* Material provided *
/---

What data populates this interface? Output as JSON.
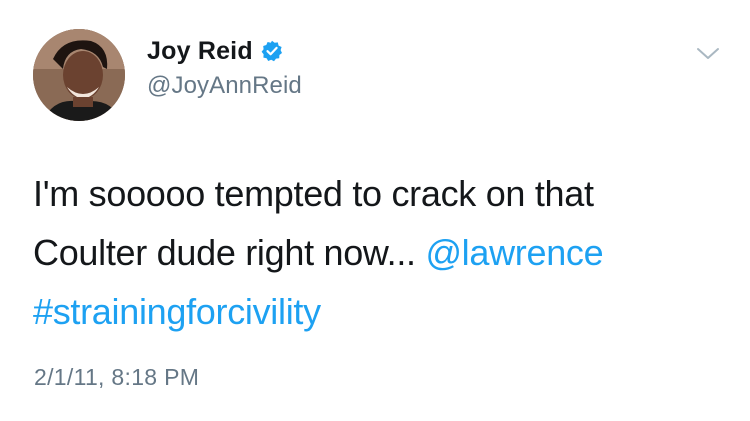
{
  "author": {
    "display_name": "Joy Reid",
    "handle": "@JoyAnnReid",
    "verified": true
  },
  "tweet": {
    "text_part1": "I'm sooooo tempted to crack on that Coulter dude right now... ",
    "mention": "@lawrence",
    "hashtag": "#strainingforcivility",
    "timestamp": "2/1/11, 8:18 PM"
  },
  "icons": {
    "verified": "verified-badge-icon",
    "menu": "chevron-down-icon"
  },
  "colors": {
    "link": "#1da1f2",
    "secondary_text": "#657786",
    "primary_text": "#14171a"
  }
}
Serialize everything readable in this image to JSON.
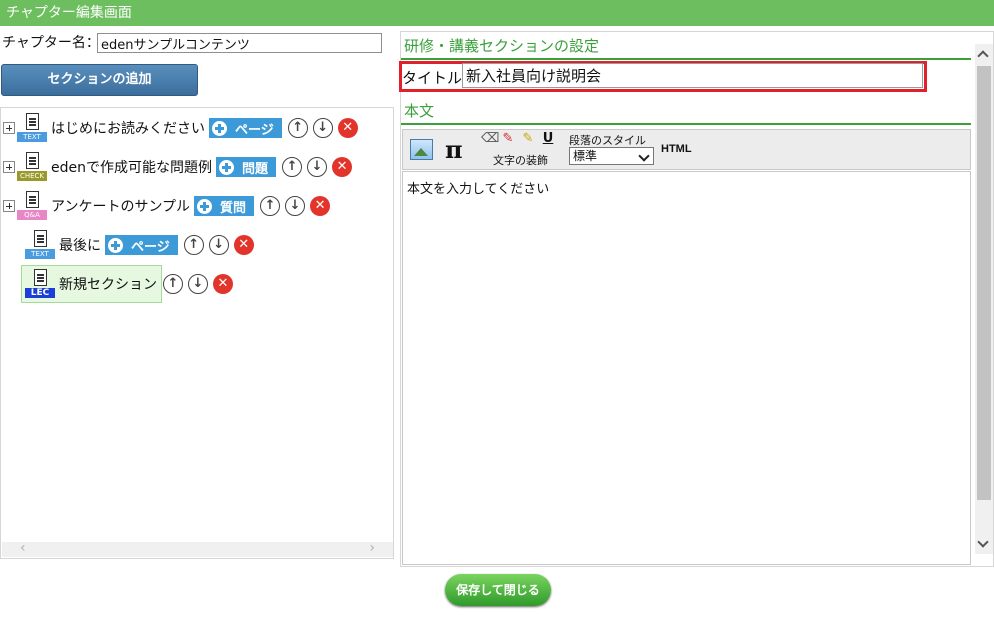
{
  "window": {
    "title": "チャプター編集画面"
  },
  "chapter": {
    "name_label": "チャプター名：",
    "name_value": "edenサンプルコンテンツ"
  },
  "left": {
    "add_section_label": "セクションの追加"
  },
  "tree": {
    "items": [
      {
        "icon_tag": "TEXT",
        "label": "はじめにお読みください",
        "add_label": "ページ"
      },
      {
        "icon_tag": "CHECK",
        "label": "edenで作成可能な問題例",
        "add_label": "問題"
      },
      {
        "icon_tag": "Q&A",
        "label": "アンケートのサンプル",
        "add_label": "質問"
      },
      {
        "icon_tag": "TEXT",
        "label": "最後に",
        "add_label": "ページ"
      },
      {
        "icon_tag": "LEC",
        "label": "新規セクション"
      }
    ],
    "up_glyph": "↑",
    "down_glyph": "↓",
    "delete_glyph": "✕"
  },
  "right": {
    "section_heading": "研修・講義セクションの設定",
    "title_label": "タイトル:",
    "title_value": "新入社員向け説明会",
    "body_heading": "本文",
    "toolbar": {
      "pi_symbol": "π",
      "decoration_label": "文字の装飾",
      "underline_symbol": "U",
      "paragraph_style_label": "段落のスタイル",
      "paragraph_style_value": "標準",
      "html_label": "HTML"
    },
    "body_placeholder": "本文を入力してください"
  },
  "footer": {
    "save_close_label": "保存して閉じる"
  },
  "colors": {
    "titlebar": "#6cbe5e",
    "heading_green": "#3aa13a",
    "highlight_red": "#e0202a",
    "add_button_blue": "#3d9ad8"
  }
}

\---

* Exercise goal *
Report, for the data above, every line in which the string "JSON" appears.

* Task answer *
What data populates this interface? Output as JSON.
Serialize everything readable in this image to JSON.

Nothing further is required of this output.